Of the estimated 200 million people who are unemployed globally, 40 million live in advanced economies where labour markets are not likely to return to pre-recession employment levels in the years to come, according to a report by the McKinsey Global Institute.
Not only is hiring in advanced economies restrained, many of the jobs lost may never return.
In the US, for example, technology and globalisation have been changing the nature of work for about two decades. In every recession between World War II and 1990, US employment returned to its pre-recession level roughly two quarters after GDP did. In the past three recoveries, the lag has been lengthening. And it will probably take 45 more months to restore the jobs lost in 2008 and 2009, the report says.
The McKinsey report explores five trends that influence employment levels and shape how work is done and jobs are created in advanced economies:

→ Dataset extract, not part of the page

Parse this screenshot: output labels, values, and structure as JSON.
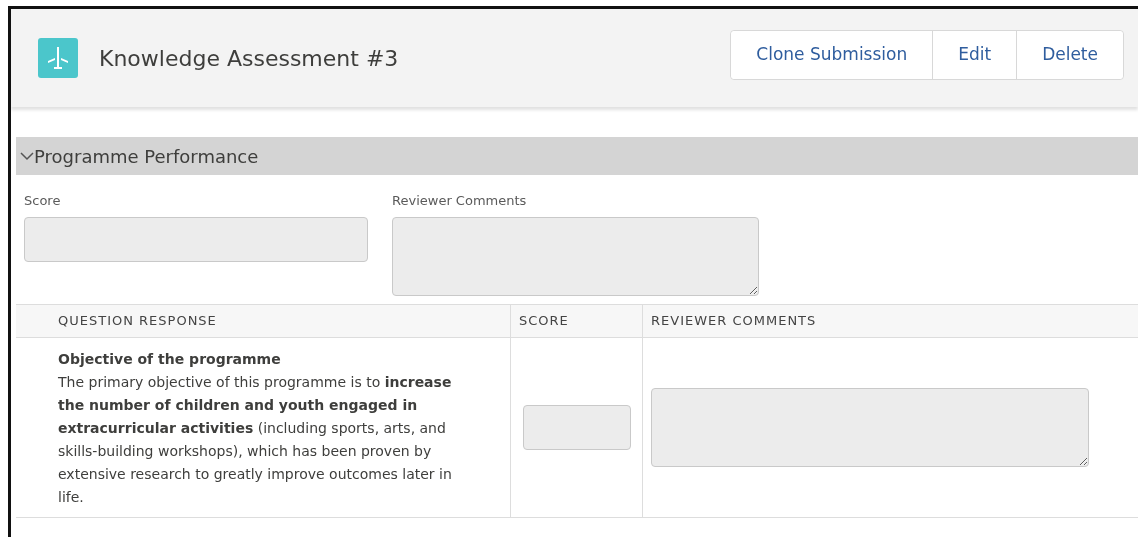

Technology has altered how production and routine transaction work is done. Jobs created now often require complex problem solving, independent judgement and experience. With mobile technology, many jobs can be done virtually from many locations.
Jobs in advanced economies are increasingly for high-skill workers, and the mismatch between the needs of employers and the skills of the workforce is getting worse. In 2011, 26% of employers in Europe reported having difficulty filling jobs for lack of talent and 30% of about 2,000 US employers reported that they had positions open for more than six months they couldn’t fill.

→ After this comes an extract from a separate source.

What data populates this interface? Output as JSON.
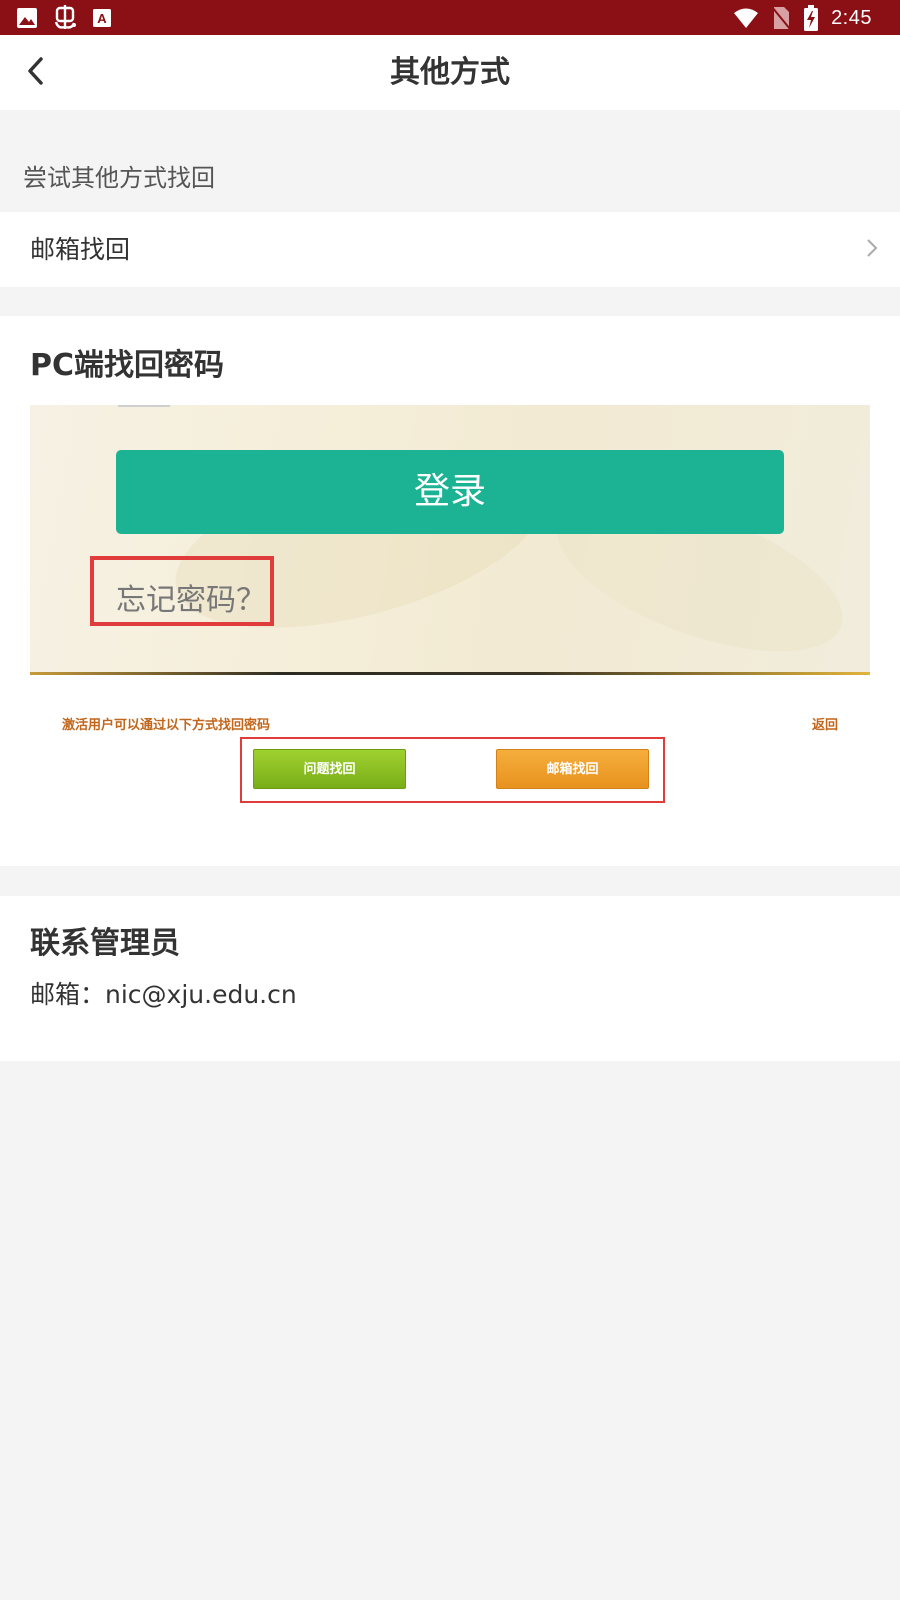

Workers with desired skills may be in short supply where companies are hiring, while places with high unemployment have little job creation.
Advanced economies have growing pools of underused talent: older workers, women and youth.
The trends in job creation and employment have increased incomes in high-income households faster than in low-income households. A disparity in income growth raises concerns about living standards and social stability.
—Sabine Vollmer (email@example.com) is a CGMA Magazine senior editor.
In past recessions, growth came back strong. This recession, growth has been slow. Small productivity gains can offset the need to hire people during slow growth. The major crisis forced many inefficient businesses and plants to shutdown. Those inefficient high labor businesses are not coming back.